Lost Gods tells the tale of Chet, a man who has caused more than his fair share of trouble. However, he swears to change for the better when he proposes to his young, pregnant girlfriend. They travel to a safe haven to start a new life but end up falling into the trap of an ancient evil. Chet travels through the Underworld in order to find the man who holds the key to save his love and their daughter.

When I first read the premise for this book, I was a bit apprehensive. The plot seemed eerily similar to the Greek tale of Orpheous, who ventures through the underworld in an attempt to bring back his wife Eurydice. However, I am happy I gave Lost Gods a chance. There are some familiar elements to the story, but only because Brom’s weaves a tale containing elements from various belief systems. Fallen angels, witches, “One gods” and old gods battle for unclaimed souls that have made their way to Purgatory. Yet, this is not your run of the mill Aligheri underworld. A civil war is brewing amongst the deities and in this gritty fantastical land and most of the souls have picked sides. Vendors peddle their wares of weapons and drugs while the lost amble through trying to find their wave.
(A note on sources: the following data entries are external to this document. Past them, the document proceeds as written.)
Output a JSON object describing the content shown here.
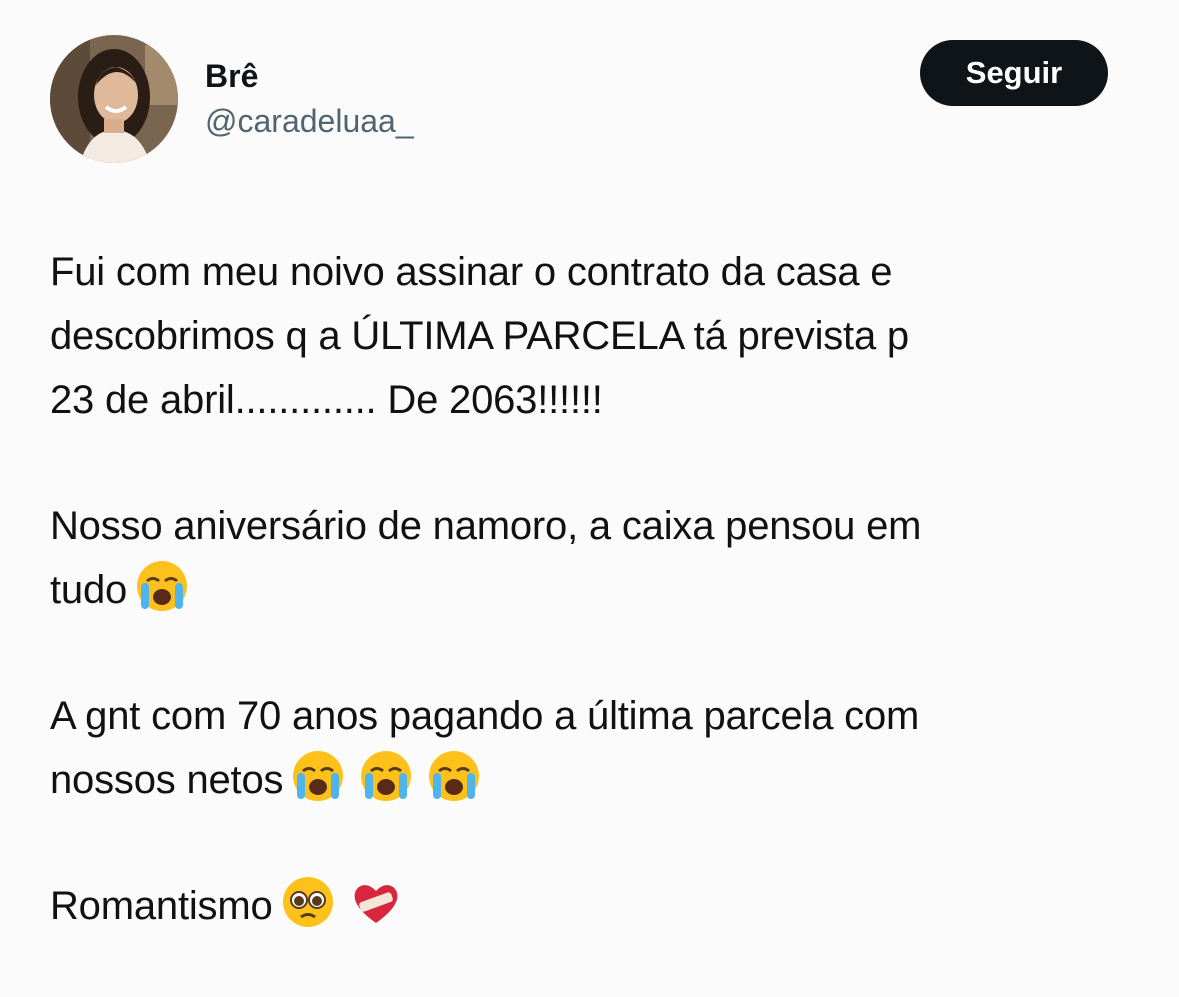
{
  "user": {
    "display_name": "Brê",
    "handle": "@caradeluaa_"
  },
  "follow_button": {
    "label": "Seguir"
  },
  "tweet": {
    "paragraph1": {
      "line1": "Fui com meu noivo assinar o contrato da casa e",
      "line2": "descobrimos q a ÚLTIMA PARCELA tá prevista p",
      "line3": "23 de abril............. De 2063!!!!!!"
    },
    "paragraph2": {
      "line1": "Nosso aniversário de namoro, a caixa pensou em",
      "line2": "tudo"
    },
    "paragraph3": {
      "line1": "A gnt com 70 anos pagando a última parcela com",
      "line2": "nossos netos"
    },
    "paragraph4": {
      "line1": "Romantismo"
    }
  },
  "icons": {
    "avatar": "avatar-photo",
    "crying": "loudly-crying-face-emoji",
    "pleading": "pleading-face-emoji",
    "heart": "mending-heart-emoji"
  },
  "colors": {
    "background": "#fbfbfb",
    "text": "#111111",
    "handle": "#536471",
    "button_bg": "#0f1419",
    "button_text": "#ffffff"
  }
}
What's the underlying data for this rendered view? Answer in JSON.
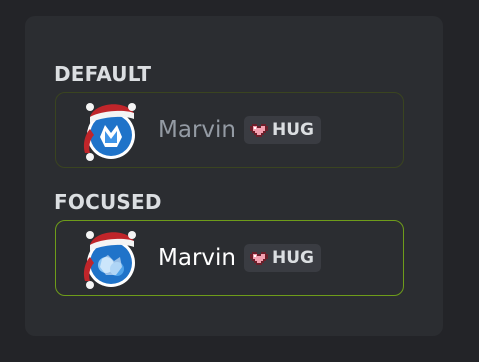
{
  "sections": [
    {
      "label": "DEFAULT",
      "user": {
        "name": "Marvin",
        "avatar_icon": "santa-hat-avatar-icon"
      },
      "tag": {
        "icon": "pixel-heart-icon",
        "text": "HUG"
      }
    },
    {
      "label": "FOCUSED",
      "user": {
        "name": "Marvin",
        "avatar_icon": "santa-hat-avatar-icon"
      },
      "tag": {
        "icon": "pixel-heart-icon",
        "text": "HUG"
      }
    }
  ],
  "colors": {
    "background": "#232428",
    "panel": "#2b2d31",
    "default_border": "#3a4420",
    "focused_border": "#6e9c1a",
    "label_text": "#dbdee1",
    "default_name": "#949ba4",
    "focused_name": "#ffffff",
    "tag_background": "#3a3c42",
    "heart": "#f3a0b0"
  }
}
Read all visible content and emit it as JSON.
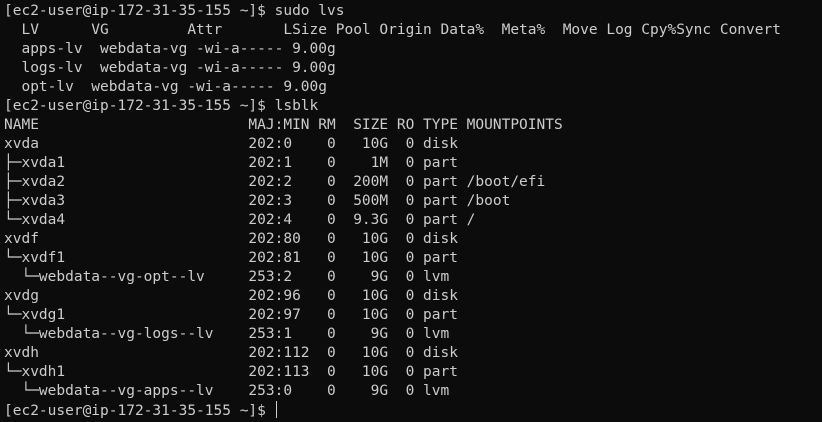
{
  "terminal": {
    "colors": {
      "background": "#0c0c0c",
      "foreground": "#cccccc"
    },
    "lines": [
      "[ec2-user@ip-172-31-35-155 ~]$ sudo lvs",
      "  LV      VG         Attr       LSize Pool Origin Data%  Meta%  Move Log Cpy%Sync Convert",
      "  apps-lv  webdata-vg -wi-a----- 9.00g",
      "  logs-lv  webdata-vg -wi-a----- 9.00g",
      "  opt-lv  webdata-vg -wi-a----- 9.00g",
      "[ec2-user@ip-172-31-35-155 ~]$ lsblk",
      "NAME                        MAJ:MIN RM  SIZE RO TYPE MOUNTPOINTS",
      "xvda                        202:0    0   10G  0 disk",
      "├─xvda1                     202:1    0    1M  0 part",
      "├─xvda2                     202:2    0  200M  0 part /boot/efi",
      "├─xvda3                     202:3    0  500M  0 part /boot",
      "└─xvda4                     202:4    0  9.3G  0 part /",
      "xvdf                        202:80   0   10G  0 disk",
      "└─xvdf1                     202:81   0   10G  0 part",
      "  └─webdata--vg-opt--lv     253:2    0    9G  0 lvm",
      "xvdg                        202:96   0   10G  0 disk",
      "└─xvdg1                     202:97   0   10G  0 part",
      "  └─webdata--vg-logs--lv    253:1    0    9G  0 lvm",
      "xvdh                        202:112  0   10G  0 disk",
      "└─xvdh1                     202:113  0   10G  0 part",
      "  └─webdata--vg-apps--lv    253:0    0    9G  0 lvm"
    ],
    "prompt": "[ec2-user@ip-172-31-35-155 ~]$ "
  }
}
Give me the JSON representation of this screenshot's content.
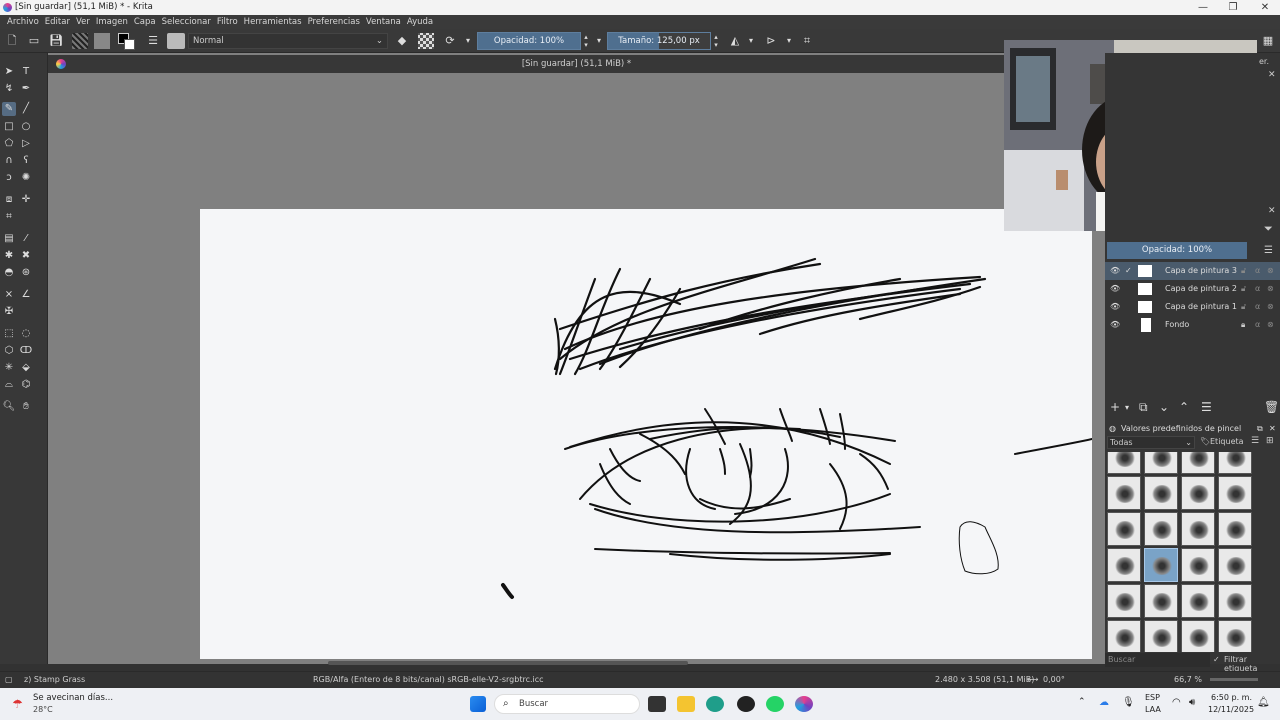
{
  "window": {
    "title": "[Sin guardar]  (51,1 MiB) * - Krita",
    "minimize": "—",
    "maximize": "❐",
    "close": "✕"
  },
  "menu": [
    "Archivo",
    "Editar",
    "Ver",
    "Imagen",
    "Capa",
    "Seleccionar",
    "Filtro",
    "Herramientas",
    "Preferencias",
    "Ventana",
    "Ayuda"
  ],
  "toolbar": {
    "blend_mode": "Normal",
    "opacity": "Opacidad: 100%",
    "size_label": "Tamaño:",
    "size_value": "125,00 px"
  },
  "document_tab": "[Sin guardar]  (51,1 MiB) *",
  "layers_panel": {
    "opacity": "Opacidad:  100%",
    "layers": [
      {
        "name": "Capa de pintura 3",
        "selected": true
      },
      {
        "name": "Capa de pintura 2",
        "selected": false
      },
      {
        "name": "Capa de pintura 1",
        "selected": false
      },
      {
        "name": "Fondo",
        "selected": false
      }
    ]
  },
  "brush_presets": {
    "title": "Valores predefinidos de pincel",
    "filter": "Todas",
    "tag": "Etiqueta",
    "search_placeholder": "Buscar",
    "filter_tag": "Filtrar etiqueta",
    "selected_index": 13
  },
  "statusbar": {
    "brush": "z) Stamp Grass",
    "color_info": "RGB/Alfa (Entero de 8 bits/canal)  sRGB-elle-V2-srgbtrc.icc",
    "doc_size": "2.480 x 3.508 (51,1 MiB)",
    "rotation": "0,00°",
    "zoom": "66,7 %"
  },
  "taskbar": {
    "weather_text": "Se avecinan días...",
    "weather_temp": "28°C",
    "search": "Buscar",
    "lang": "ESP",
    "lang2": "LAA",
    "time": "6:50 p. m.",
    "date": "12/11/2025"
  },
  "colors": {
    "accent": "#4f6f8f",
    "canvas_bg": "#808080",
    "panel": "#353535"
  }
}
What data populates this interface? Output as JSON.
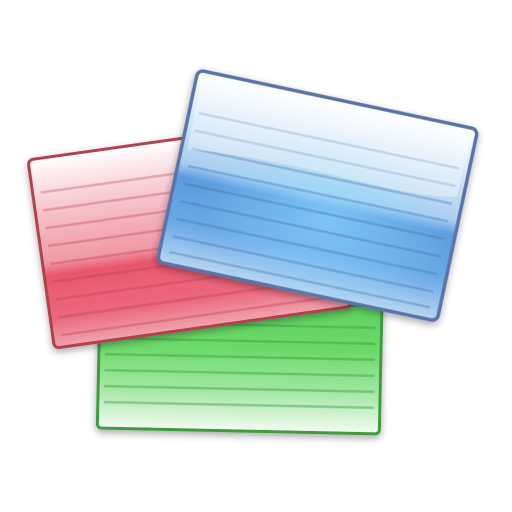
{
  "icon": {
    "name": "index-cards-icon",
    "cards": [
      {
        "id": "green",
        "color": "#5fcf5f",
        "edge": "#3f9a3f"
      },
      {
        "id": "red",
        "color": "#e65a6e",
        "edge": "#b24050"
      },
      {
        "id": "blue",
        "color": "#5c9be0",
        "edge": "#5b73a6"
      }
    ]
  }
}
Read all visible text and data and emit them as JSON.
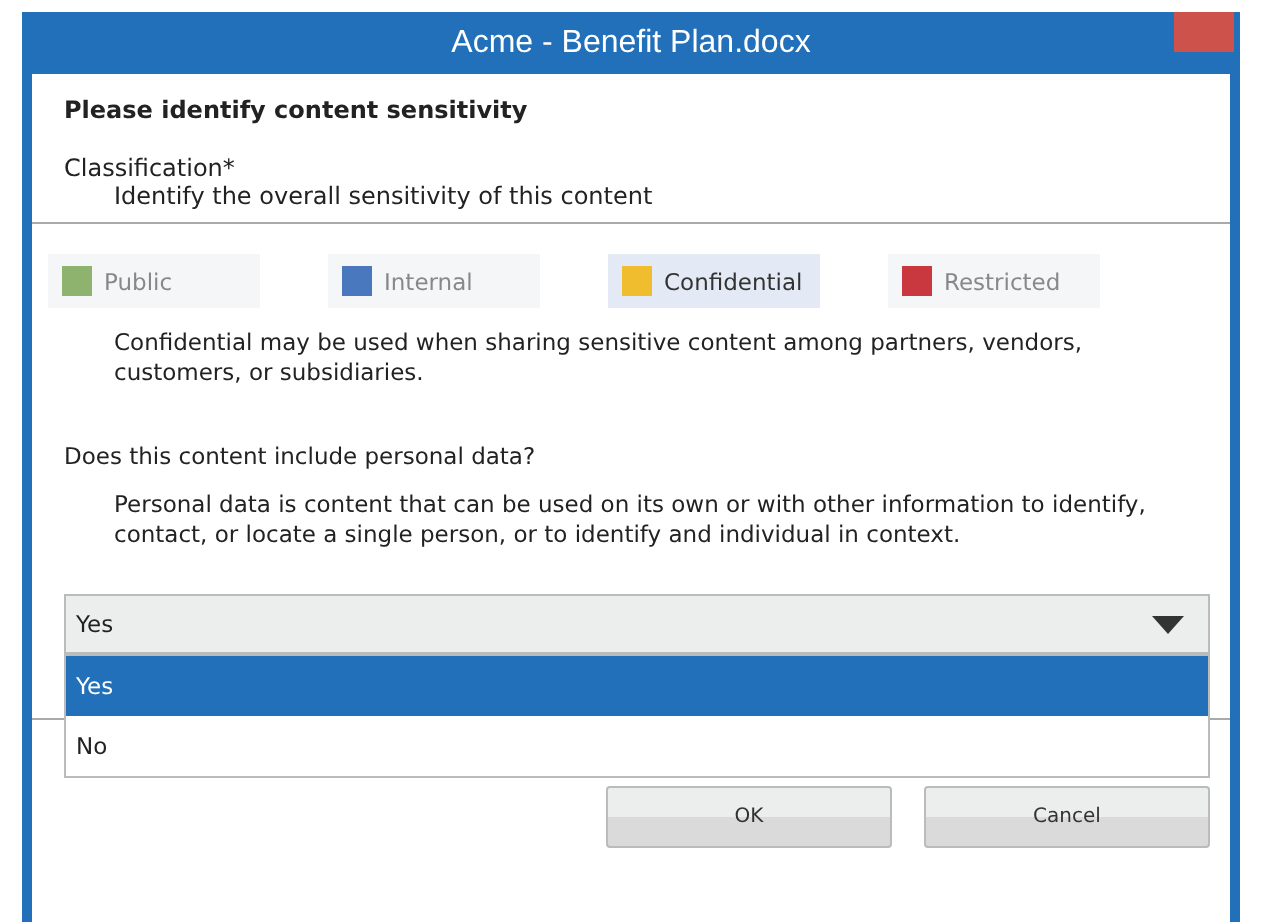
{
  "window": {
    "title": "Acme - Benefit Plan.docx"
  },
  "heading": "Please identify content sensitivity",
  "classification": {
    "label": "Classification*",
    "hint": "Identify the overall sensitivity of this content"
  },
  "levels": [
    {
      "label": "Public",
      "color": "#8db36e",
      "selected": false
    },
    {
      "label": "Internal",
      "color": "#4a78bf",
      "selected": false
    },
    {
      "label": "Confidential",
      "color": "#f0bd2f",
      "selected": true
    },
    {
      "label": "Restricted",
      "color": "#c9373f",
      "selected": false
    }
  ],
  "level_description": "Confidential may be used when sharing sensitive content among partners, vendors, customers, or subsidiaries.",
  "question": "Does this content include personal data?",
  "question_description": "Personal data is content that can be used on its own or with other information to identify, contact, or locate a single person, or to identify and individual in context.",
  "dropdown": {
    "value": "Yes",
    "expanded": true,
    "options": [
      {
        "label": "Yes",
        "selected": true
      },
      {
        "label": "No",
        "selected": false
      }
    ]
  },
  "buttons": [
    "OK",
    "Cancel"
  ]
}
This tale is engaging and although there were a few weaker moments that might have been better (the humans were underdeveloped and conveniently placed albeit unexplained characters resolved tricky situations) it is still an interesting journey of a read. Also, it would not be a Brom novel if it did not contain a few pages of his magnificent artwork. The illustrations of the gods, lords, demons and other characters does not disappoint.

Lost Gods is the type of novel that will leave you spellbound.

By: Phoebe Jane